  • many schools are experiencing reduced funding (due to the funding formula for schools in Devon) and need to make redundancies. This also places additional pressure on the resource available to explore and implement apprenticeships.

This is the same as the previous year and will continue to be a challenge for DCC.

How are you planning to meet the target in future?
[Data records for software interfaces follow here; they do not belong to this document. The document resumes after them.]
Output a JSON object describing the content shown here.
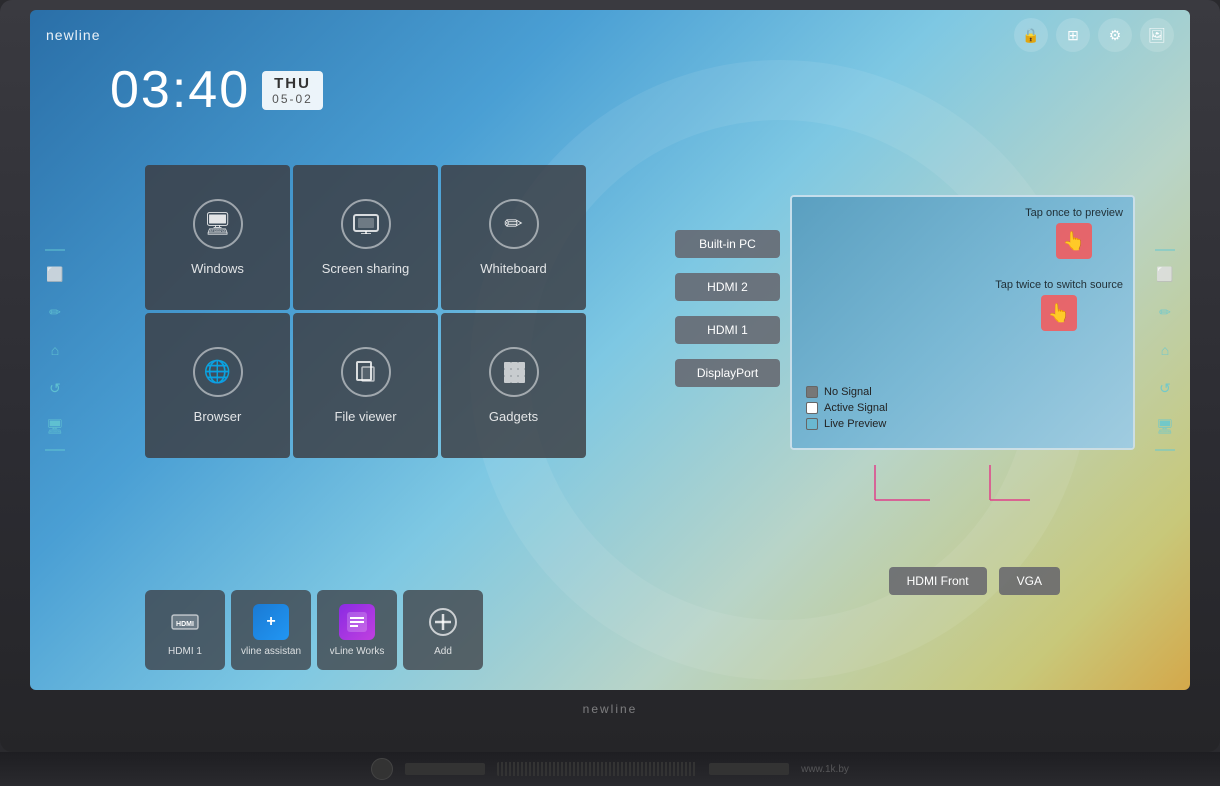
{
  "brand": {
    "name": "newline",
    "watermark": "www.1k.by"
  },
  "clock": {
    "time": "03:40",
    "day": "THU",
    "date": "05-02"
  },
  "top_icons": [
    {
      "name": "lock-icon",
      "symbol": "🔒"
    },
    {
      "name": "display-icon",
      "symbol": "🖥"
    },
    {
      "name": "settings-icon",
      "symbol": "⚙"
    },
    {
      "name": "image-icon",
      "symbol": "🖼"
    }
  ],
  "app_tiles": [
    {
      "id": "windows",
      "label": "Windows",
      "icon": "🖥"
    },
    {
      "id": "screen-sharing",
      "label": "Screen sharing",
      "icon": "📺"
    },
    {
      "id": "whiteboard",
      "label": "Whiteboard",
      "icon": "✏"
    },
    {
      "id": "browser",
      "label": "Browser",
      "icon": "🌐"
    },
    {
      "id": "file-viewer",
      "label": "File viewer",
      "icon": "📁"
    },
    {
      "id": "gadgets",
      "label": "Gadgets",
      "icon": "⊞"
    }
  ],
  "quick_launch": [
    {
      "id": "hdmi1-quick",
      "label": "HDMI 1",
      "icon": "HDMI"
    },
    {
      "id": "vline-assistant",
      "label": "vline assistan",
      "icon": "vA"
    },
    {
      "id": "vline-works",
      "label": "vLine Works",
      "icon": "vW"
    },
    {
      "id": "add",
      "label": "Add",
      "icon": "+"
    }
  ],
  "source_buttons": [
    {
      "id": "built-in-pc",
      "label": "Built-in PC"
    },
    {
      "id": "hdmi2",
      "label": "HDMI 2"
    },
    {
      "id": "hdmi1",
      "label": "HDMI 1"
    },
    {
      "id": "displayport",
      "label": "DisplayPort"
    }
  ],
  "bottom_source_buttons": [
    {
      "id": "hdmi-front",
      "label": "HDMI Front"
    },
    {
      "id": "vga",
      "label": "VGA"
    }
  ],
  "preview": {
    "hint1": "Tap once to preview",
    "hint2": "Tap twice to switch source"
  },
  "legend": [
    {
      "label": "No Signal",
      "color": "#888"
    },
    {
      "label": "Active Signal",
      "color": "#fff"
    },
    {
      "label": "Live Preview",
      "color": "#6ab"
    }
  ],
  "sidebar_left": {
    "icons": [
      {
        "name": "menu-icon",
        "symbol": "≡"
      },
      {
        "name": "screen-icon",
        "symbol": "⬜"
      },
      {
        "name": "pencil-icon",
        "symbol": "✏"
      },
      {
        "name": "home-icon",
        "symbol": "⌂"
      },
      {
        "name": "undo-icon",
        "symbol": "↺"
      },
      {
        "name": "monitor-icon",
        "symbol": "🖥"
      }
    ]
  },
  "sidebar_right": {
    "icons": [
      {
        "name": "menu-icon-r",
        "symbol": "≡"
      },
      {
        "name": "screen-icon-r",
        "symbol": "⬜"
      },
      {
        "name": "pencil-icon-r",
        "symbol": "✏"
      },
      {
        "name": "home-icon-r",
        "symbol": "⌂"
      },
      {
        "name": "undo-icon-r",
        "symbol": "↺"
      },
      {
        "name": "monitor-icon-r",
        "symbol": "🖥"
      }
    ]
  }
}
What will you continue to do or do differently?

  • Identification of actions to mitigate the impact of Covid-19 on apprentice starts, particularly for new recruits (our Step In programme), as this has to-date during 2020/21 had a significant adverse impact.
  • Introduction of the Kickstart programme, to provide a pathway for young people into Step In apprenticeships.
  • Continued use of the Apprenticeship Incentives as part of the Chancellor’s Plan for Jobs to assist service areas to recruit new apprentices into the organisation.
  • Continued involvement in Trailblazer groups to design new standards or review current standards, e.g. our ROVIC service are involved in the review of the Rehabilitation Worker standard.
  • Continued development of leadership and management apprenticeship cohorts aligned to our wider leadership development work.
  • Continued expansion of the Next Step programme to encourage more existing staff members to undertake apprenticeship qualifications, including working with service areas to identify and develop career pathways and promoting Next Step apprenticeships as part of our learning and development offer.
  • Continued discussions with service areas, linked to workforce planning, to identify opportunities to utilise apprenticeship qualifications to aid recruitment, retention, workforce development, career pathways and succession planning.
  • Continuing to offer our successful Step In apprenticeship programmes, utilising new approved apprenticeship standards where possible.
  • Continuing to identify apprenticeship opportunities for Care Experienced Young People through our Step Forward Employability Programme.
  • Continuing to identify supported apprenticeship opportunities for individuals with additional learning needs, through linking with local colleges.
  • Continued development of Social Worker and Occupational Therapy apprenticeship cohorts
  • Continued implementation of the Procurement process and engagement with local providers to ensure we have training providers available to deliver the qualifications we need, in a timely and efficient manner.
  • Continuing to engage with organisations in our supply chain (particularly through our links with Proud to Care) to seek expressions of interest to receive funds for apprenticeships via levy transfer.
  • Engaging with schools to promote apprenticeships and what is available, through more communications and actioning the recommendations from the LGA report.
  • Continuing to engage with our Members and senior leaders so that the use of apprenticeships remains high on their agenda.

Do you have anything else you want to tell us? (optional)

For local authorities this could include commenting on how schools and fire services in your control have contributed to the target.

Since the introduction of the levy and Public Sector target in April 2017, Devon County Council has achieved 463 apprentice starts across our Step In (new recruits), Next Step (existing staff) and schools apprenticeship programmes. We are continuing to pay due regard to the Public Sector target, achieving an average of 1.2% of our headcount as apprentice starts over the first four years of the levy (2017-2021). We are proud of our apprenticeship achievements to date and are committed to continue building on our successes and expanding opportunities further.